* Exercise brief: Please return all lines of the data below containing the string "JSON".

......

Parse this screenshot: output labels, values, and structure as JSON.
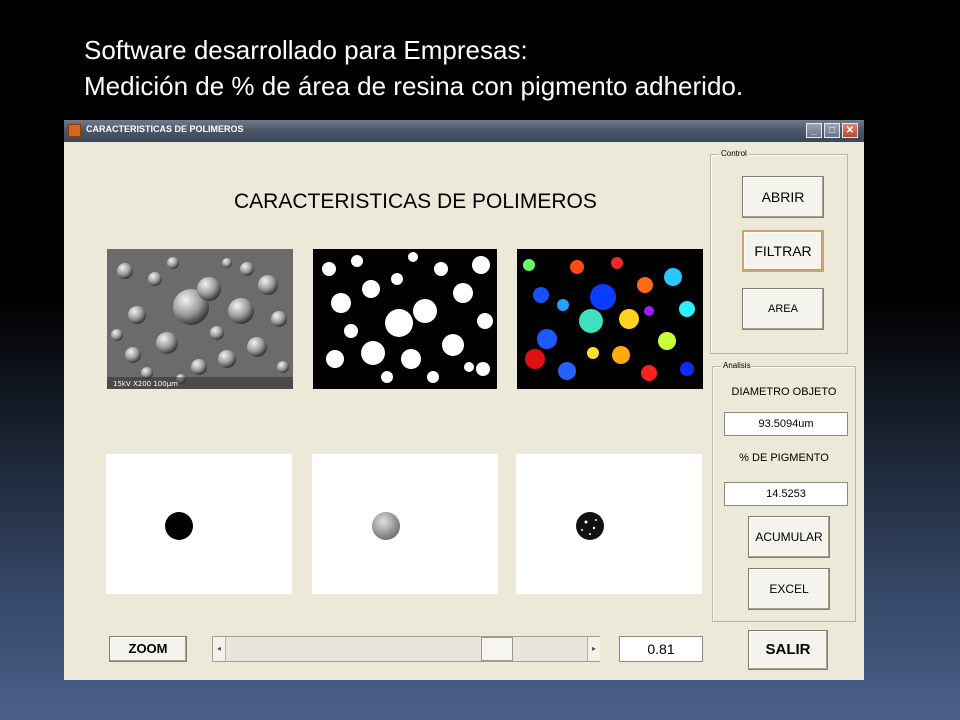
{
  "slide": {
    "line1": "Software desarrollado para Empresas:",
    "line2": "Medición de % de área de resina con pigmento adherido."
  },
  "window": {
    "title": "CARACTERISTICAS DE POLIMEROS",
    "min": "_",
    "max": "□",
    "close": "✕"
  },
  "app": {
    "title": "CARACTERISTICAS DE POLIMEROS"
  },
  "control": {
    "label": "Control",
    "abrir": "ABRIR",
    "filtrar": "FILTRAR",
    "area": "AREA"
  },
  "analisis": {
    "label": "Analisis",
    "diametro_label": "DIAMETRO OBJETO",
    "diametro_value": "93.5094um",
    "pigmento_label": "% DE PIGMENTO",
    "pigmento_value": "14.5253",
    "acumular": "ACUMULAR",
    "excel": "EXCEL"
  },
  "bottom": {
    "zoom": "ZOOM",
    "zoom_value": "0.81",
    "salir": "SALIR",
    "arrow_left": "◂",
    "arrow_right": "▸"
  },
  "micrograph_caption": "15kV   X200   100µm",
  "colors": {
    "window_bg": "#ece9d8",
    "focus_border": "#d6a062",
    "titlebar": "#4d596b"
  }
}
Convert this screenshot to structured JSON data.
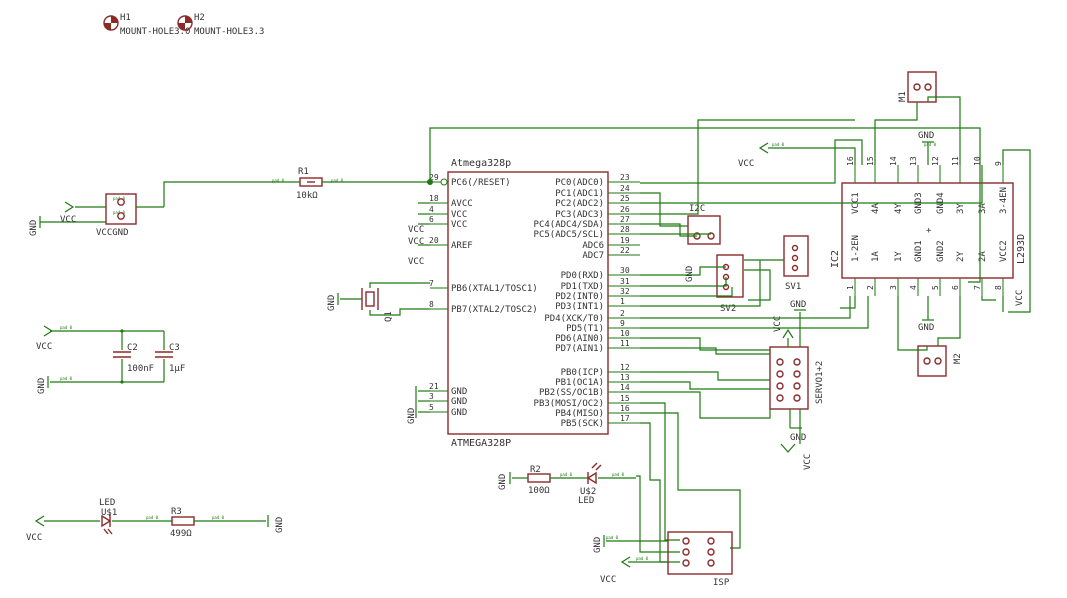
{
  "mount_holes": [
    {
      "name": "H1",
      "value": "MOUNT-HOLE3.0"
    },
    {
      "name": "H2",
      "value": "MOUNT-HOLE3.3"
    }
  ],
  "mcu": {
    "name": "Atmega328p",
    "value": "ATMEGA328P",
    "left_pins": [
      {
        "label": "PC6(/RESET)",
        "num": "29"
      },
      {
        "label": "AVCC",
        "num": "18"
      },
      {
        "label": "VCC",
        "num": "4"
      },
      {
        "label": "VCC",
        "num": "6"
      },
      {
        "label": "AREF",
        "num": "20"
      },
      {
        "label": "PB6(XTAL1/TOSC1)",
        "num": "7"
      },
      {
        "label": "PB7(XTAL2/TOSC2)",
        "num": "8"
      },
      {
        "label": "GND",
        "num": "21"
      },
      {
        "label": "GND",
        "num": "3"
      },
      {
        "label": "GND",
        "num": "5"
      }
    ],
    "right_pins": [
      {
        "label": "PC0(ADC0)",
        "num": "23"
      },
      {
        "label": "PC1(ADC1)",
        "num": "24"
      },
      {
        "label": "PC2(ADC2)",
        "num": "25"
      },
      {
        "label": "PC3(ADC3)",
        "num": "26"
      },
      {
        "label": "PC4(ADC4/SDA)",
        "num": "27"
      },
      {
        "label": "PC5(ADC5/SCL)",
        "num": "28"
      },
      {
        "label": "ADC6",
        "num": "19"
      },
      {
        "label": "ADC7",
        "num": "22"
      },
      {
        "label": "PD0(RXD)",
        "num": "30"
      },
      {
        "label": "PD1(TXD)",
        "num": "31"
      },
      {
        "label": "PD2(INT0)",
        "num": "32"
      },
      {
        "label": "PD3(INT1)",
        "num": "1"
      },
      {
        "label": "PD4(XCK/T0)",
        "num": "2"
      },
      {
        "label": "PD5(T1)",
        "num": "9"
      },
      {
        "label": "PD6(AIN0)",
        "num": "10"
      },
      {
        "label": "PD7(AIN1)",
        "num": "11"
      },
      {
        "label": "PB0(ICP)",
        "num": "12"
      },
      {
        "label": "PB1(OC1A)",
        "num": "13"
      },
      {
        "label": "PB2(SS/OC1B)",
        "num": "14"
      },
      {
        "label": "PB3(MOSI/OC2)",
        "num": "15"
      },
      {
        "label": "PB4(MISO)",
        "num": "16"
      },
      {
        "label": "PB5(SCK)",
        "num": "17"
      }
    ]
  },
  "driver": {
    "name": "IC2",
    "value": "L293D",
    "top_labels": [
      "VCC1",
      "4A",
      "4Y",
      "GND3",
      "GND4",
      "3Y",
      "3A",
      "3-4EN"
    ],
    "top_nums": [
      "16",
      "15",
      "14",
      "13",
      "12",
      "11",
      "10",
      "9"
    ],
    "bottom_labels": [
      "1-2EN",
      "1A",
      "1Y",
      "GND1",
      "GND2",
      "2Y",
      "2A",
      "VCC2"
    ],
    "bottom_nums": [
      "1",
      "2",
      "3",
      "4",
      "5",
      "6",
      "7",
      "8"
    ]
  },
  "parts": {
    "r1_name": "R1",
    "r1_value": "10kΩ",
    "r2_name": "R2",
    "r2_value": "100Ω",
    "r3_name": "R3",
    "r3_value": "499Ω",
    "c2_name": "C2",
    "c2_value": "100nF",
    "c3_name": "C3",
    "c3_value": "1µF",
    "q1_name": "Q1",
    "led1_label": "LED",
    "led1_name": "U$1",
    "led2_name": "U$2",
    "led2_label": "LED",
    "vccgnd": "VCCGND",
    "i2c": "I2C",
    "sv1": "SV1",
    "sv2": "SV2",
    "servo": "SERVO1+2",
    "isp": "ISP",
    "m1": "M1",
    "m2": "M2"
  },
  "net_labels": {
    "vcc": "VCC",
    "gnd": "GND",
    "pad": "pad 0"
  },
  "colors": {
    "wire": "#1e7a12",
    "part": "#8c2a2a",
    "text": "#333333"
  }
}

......

* Result:
Parse this screenshot: output labels, values, and structure as JSON.
Convert this screenshot to structured JSON data.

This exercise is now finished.